Most cities have large open markets that lend a unique characteristic to the trade culture – just think of the Chatuchak Weekend Market in Bangkok, Thailand, and Jemaa El Fnaa in Marrakech, Morocco. In Ghana, nowhere else do you experience the full scale of trading and the accompanying culture as in Makola Market.
As you walk around Makola Market, you’ll be treated to a variety of different sights, sounds and smells. Rare Ghanaian ingredients fill the air with their sweet, zesty scents; vintage imported clothing hangs in many of the stalls, and crowds of customers spill onto the narrow streets.
This historically rich and culturally significant market, located in the heart of Accra, was built in colonial times at the turn of the 20th century. It’s the heart of all commercial activity in the city, with tons of manufactured products, imported clothing, farm produce, specialized services and millions of cedis in revenue flowing through the expansive market every day.
Sometimes referred to as the Central Business District, it comprises a series of interconnected compartments, south of Jamestown, one of the original settlements in Accra. These quarters, like Kantamanto (the largest second clothing market in Ghana), Okaishie, Rawlings Park and Cowlane, segregate the market into distinct sections, where specialised goods and services can be found.
Historically, Makola has occupied a strategic position in Ghana’s political and economic development. During the 1948 riots, various shops in Makola belonging to foreign merchants were looted in the protests and the subsequent struggle for independence.
Also, portions of the market were destroyed by military ruler Jerry J Rawlings in 1979. The government blamed the market queens for causing artificial shortages to spike their profits. The space was then used to build a much-needed car park, known as Rawlings Park, to serve the needs of both traders and visitors.
Today, despite the existence of many other markets and shopping malls in Accra, it is still the centre of trade activities, with thousands of people from far and wide to buy and sell. Agricultural produce from the other regions of the country and other countries, like La Cote D’Ivoire and Burkina Faso, come to Makola before they’re distributed to smaller markets in the city.
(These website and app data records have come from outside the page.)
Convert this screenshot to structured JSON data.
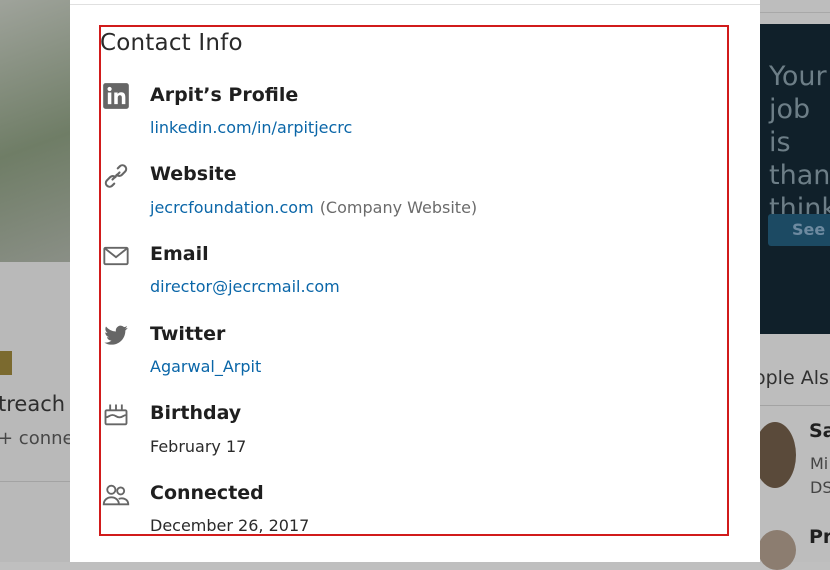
{
  "background_left": {
    "text_1": "treach a",
    "text_2": "+ conne"
  },
  "background_right": {
    "ad_text_lines": [
      "Your",
      "job is",
      "than",
      "think"
    ],
    "ad_button": "See j",
    "section_title": "ople Also",
    "person_1_name": "Sa",
    "person_1_sub_1": "Mi",
    "person_1_sub_2": "DS",
    "person_2_name": "Pr"
  },
  "contact_info": {
    "title": "Contact Info",
    "items": [
      {
        "icon": "linkedin-icon",
        "label": "Arpit’s Profile",
        "value": "linkedin.com/in/arpitjecrc",
        "type": "link"
      },
      {
        "icon": "link-icon",
        "label": "Website",
        "value": "jecrcfoundation.com",
        "note": "(Company Website)",
        "type": "link"
      },
      {
        "icon": "envelope-icon",
        "label": "Email",
        "value": "director@jecrcmail.com",
        "type": "link"
      },
      {
        "icon": "twitter-icon",
        "label": "Twitter",
        "value": "Agarwal_Arpit",
        "type": "link"
      },
      {
        "icon": "birthday-cake-icon",
        "label": "Birthday",
        "value": "February 17",
        "type": "text"
      },
      {
        "icon": "people-icon",
        "label": "Connected",
        "value": "December 26, 2017",
        "type": "text"
      }
    ]
  },
  "colors": {
    "link": "#0a66a8",
    "highlight_border": "#d11b1b",
    "icon": "#666666"
  }
}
The major sections remain open all week round, from 6am to 8pm. The busiest days are Wednesdays and Saturdays, when most of the shops restock their inventories.
When visiting, whether for sightseeing or to make purchases, it’s advisable to find a guide, as most of the streets tend to be crowded with hawkers and pedestrians competing for space on the narrow pavements. Also, the subsections are not well labelled, so it’s easy to get lost in the crowds while searching for something to buy.
Be mindful of your possessions, because pickpockets are common. Also, avoid wandering into enclosed spaces, as most of the business in the markets takes place in the full view of the public.
Shopping in Makola also requires patience if you want to get the best prices. Due to the competitive nature of the market, traders employ aggressive means to lure customers. But be patient, and carefully inspect whatever it is you want to buy, then negotiate for a good price.
Places you should not miss when visiting Makola Market include Kantamanto, Ghana’s largest second clothing market. Here you can find all sorts of clothing items like winter jackets, work overalls, Kente cloth, vintage sports jerseys and cowboy boots. When tired from roaming the market, you can visit the food stalls at Rawlings Park to enjoy some of Accra’s indigenous cuisine, and also view the memorial garden built in honour of Nii Tackie Tawiah III, one of the chiefs of the Ga people (inhabitants of Accra).
Makola Market can be overwhelming, especially for someone who’s never visited it before. There’s no welcome sign or directions to guide you, so you can easily get sucked into the hustle and bustle. But, ultimately, if you get to know the people and explore all the market has to offer, you’ll find it well worth your time.